### EXERCISE REQUIREMENTS
When a line in the entries below contains the word "icshop", copy that line.

Element data from apps and pages
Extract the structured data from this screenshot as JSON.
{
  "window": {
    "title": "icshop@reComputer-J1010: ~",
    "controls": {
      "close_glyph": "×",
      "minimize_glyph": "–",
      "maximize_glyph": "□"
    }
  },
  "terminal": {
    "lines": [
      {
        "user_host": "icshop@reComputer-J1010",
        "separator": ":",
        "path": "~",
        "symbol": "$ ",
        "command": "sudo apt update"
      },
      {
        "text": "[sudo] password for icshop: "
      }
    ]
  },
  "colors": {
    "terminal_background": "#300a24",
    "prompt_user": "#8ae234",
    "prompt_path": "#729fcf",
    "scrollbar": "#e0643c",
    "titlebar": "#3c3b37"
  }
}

### COMPLETED TASK
    "title": "icshop@reComputer-J1010: ~",
        "user_host": "icshop@reComputer-J1010",
        "text": "[sudo] password for icshop: "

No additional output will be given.